> Task details: Go through the records below and show every line with the string "label".

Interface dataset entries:
---*---

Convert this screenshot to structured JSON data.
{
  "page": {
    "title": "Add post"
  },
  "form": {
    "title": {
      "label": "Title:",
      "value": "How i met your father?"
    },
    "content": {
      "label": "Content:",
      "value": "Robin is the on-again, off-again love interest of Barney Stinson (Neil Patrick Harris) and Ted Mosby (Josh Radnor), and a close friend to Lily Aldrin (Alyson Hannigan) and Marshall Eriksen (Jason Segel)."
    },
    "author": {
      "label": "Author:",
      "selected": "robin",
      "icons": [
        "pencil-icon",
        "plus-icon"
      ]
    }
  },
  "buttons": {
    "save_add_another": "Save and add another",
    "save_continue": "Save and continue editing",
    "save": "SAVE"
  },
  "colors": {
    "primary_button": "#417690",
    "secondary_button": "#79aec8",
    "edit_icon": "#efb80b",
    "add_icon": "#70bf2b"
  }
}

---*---

> Written answer:
      "label": "Title:",
      "label": "Content:",
      "label": "Author:",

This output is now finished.